In Depression-era North Carolina, a timber baron marries Serena and brings her to the lumber camps to live. Her ambition outmatches his and she drives him to succeed, prosper, and expand at any cost.
Wow. What a character Ron Rash has created in Serena. I detested her, but she is going to stick with me the way Lady MacBeth and Medea have. I had to admire her strength and ambition, but she was ruthless and proud of it. She seemed to see those weaker than her as prey, and she saw almost everyone as being weaker than her. There's a kind of mythology that springs up around her in the camp. She thinks of ingenious solutions to problems, such as rattlesnake bites among the loggers. She really doesn't care when loggers die though. It's the Depression after all, and for every one worker that dies or is disfigured, there are innumerable men waiting to take his place. I would have liked an explanation as to why she was the way she was. She grew up in the camps, and there's a dark past that's hinted at but never explained. Was she just born heartless or did something or someone shape her to be that way?
This book takes place practically in my backyard, and I had heard that these mountains were devastated back in the day. It's one thing to just kind of know that, and it's another to live it for two years inside a book. This one fictional camp ended in the clear-cutting of 34,000 acres. I can't even wrap my mind around that much land. I had to go Google some pictures. Look at these.
Mount Mitchell, the highest peak east of the Mississipi
Mount Mitchell in 1923
Found on The Forest History Society website
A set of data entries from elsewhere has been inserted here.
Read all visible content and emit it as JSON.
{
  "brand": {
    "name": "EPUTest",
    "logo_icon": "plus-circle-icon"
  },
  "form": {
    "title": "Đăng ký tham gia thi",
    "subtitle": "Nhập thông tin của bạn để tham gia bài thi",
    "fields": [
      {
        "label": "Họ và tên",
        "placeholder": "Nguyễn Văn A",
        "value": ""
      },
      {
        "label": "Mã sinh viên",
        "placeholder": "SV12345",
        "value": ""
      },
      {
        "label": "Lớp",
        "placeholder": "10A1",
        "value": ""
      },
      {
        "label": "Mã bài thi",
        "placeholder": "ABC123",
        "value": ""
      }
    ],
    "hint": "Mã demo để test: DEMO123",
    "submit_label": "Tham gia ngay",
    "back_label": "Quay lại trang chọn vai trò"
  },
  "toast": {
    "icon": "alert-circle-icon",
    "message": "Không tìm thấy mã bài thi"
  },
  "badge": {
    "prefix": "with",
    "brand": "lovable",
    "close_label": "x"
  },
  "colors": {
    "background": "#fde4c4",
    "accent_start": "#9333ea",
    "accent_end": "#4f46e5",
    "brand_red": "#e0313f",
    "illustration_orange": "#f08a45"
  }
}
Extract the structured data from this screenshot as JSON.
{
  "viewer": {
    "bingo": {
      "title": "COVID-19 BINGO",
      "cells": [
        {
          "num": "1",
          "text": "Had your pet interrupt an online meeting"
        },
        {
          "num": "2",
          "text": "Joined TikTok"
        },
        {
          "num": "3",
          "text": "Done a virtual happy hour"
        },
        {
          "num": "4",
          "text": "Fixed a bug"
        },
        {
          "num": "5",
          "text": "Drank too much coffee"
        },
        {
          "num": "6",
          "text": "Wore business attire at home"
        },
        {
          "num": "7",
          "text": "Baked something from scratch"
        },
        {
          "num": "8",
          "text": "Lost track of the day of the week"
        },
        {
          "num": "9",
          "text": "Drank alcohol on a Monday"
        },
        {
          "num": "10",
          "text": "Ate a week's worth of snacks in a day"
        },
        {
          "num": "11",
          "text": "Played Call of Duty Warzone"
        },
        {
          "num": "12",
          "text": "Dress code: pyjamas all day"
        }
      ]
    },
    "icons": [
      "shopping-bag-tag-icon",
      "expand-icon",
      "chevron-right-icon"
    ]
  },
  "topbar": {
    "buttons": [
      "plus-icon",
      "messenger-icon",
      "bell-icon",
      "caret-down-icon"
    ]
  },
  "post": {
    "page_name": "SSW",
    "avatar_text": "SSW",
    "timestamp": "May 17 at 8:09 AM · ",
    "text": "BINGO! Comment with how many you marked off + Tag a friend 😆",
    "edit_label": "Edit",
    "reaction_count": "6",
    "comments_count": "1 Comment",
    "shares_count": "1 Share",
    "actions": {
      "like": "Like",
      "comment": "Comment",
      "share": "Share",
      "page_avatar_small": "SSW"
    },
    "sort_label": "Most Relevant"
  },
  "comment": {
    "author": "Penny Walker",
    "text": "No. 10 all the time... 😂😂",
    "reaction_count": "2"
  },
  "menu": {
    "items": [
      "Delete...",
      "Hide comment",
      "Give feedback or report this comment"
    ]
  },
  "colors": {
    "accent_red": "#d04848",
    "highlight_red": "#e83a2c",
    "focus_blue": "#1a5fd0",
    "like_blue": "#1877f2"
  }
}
I don't understand how people look at a landscape and see not beauty, but dollar signs at any human and/or environmental cost. Ron Rash didn't hit me over the head with the environmental stuff, but there is sort of a Greek chorus of workers who occasionally look around and talk about how all the animals have left and how all the cool, clear mountain streams are now muddy and empty of fish because of run-off from the denuded slopes. There's a whole sub-plot about the creation of the Great Smoky Mountains National Park. I was infuriated by the roadblocks these selfish, wealthy landowners threw up in the path to creating the park. I can understand a farmer not wanting to give up the land that has been in his family for generations. It makes me angry when people who are destroying the land stand in the way of those who are trying to preserve it. I'll get off my soapbox now.
This is not the book to pick up if you're looking for a light read. But for a fascinating look into a disturbing mind and a book where the landscape is practically a character, go ahead and read it. I do recommend it. Book clubs should find a lot to talk about in this one.
I went to a book signing when Ron Rash's new short story collection, Burning Bright, came out a few weeks ago. Unfortunately, I didn't take notes. He read the title story to us, and my mother, grandmother, and I chewed that one over for a while in the car on the way home. That would be another good choice for book groups. He was very nice, and I loved listening to him read. His accent is like mine, so I grew up listening to stories being told in those familiar cadences and tones. When we went up to get my grandmother's book signed, she told him how her parents had worked in a lumber camp, and she was thrilled to find out that he had been in that area doing research on Serena. Ron Rash is another author I would recommend seeing.
According to The Hollywood Reporter, Angelina Jolie and Darren Aronofsky are "in discussions to develop a big-screen adaptation of" Serena with Jolie in the title role. As I read this, I was talking about what a screwed-up relationship Serena and Pemberton had. "Kind of like Angelina and Billy Bob where they wore each other's underwear and had vial's of each other's blood around their necks." How ironic that Angie's the one shopping the movie around. She should be fantastic.
Have you read any of his work? What did you think?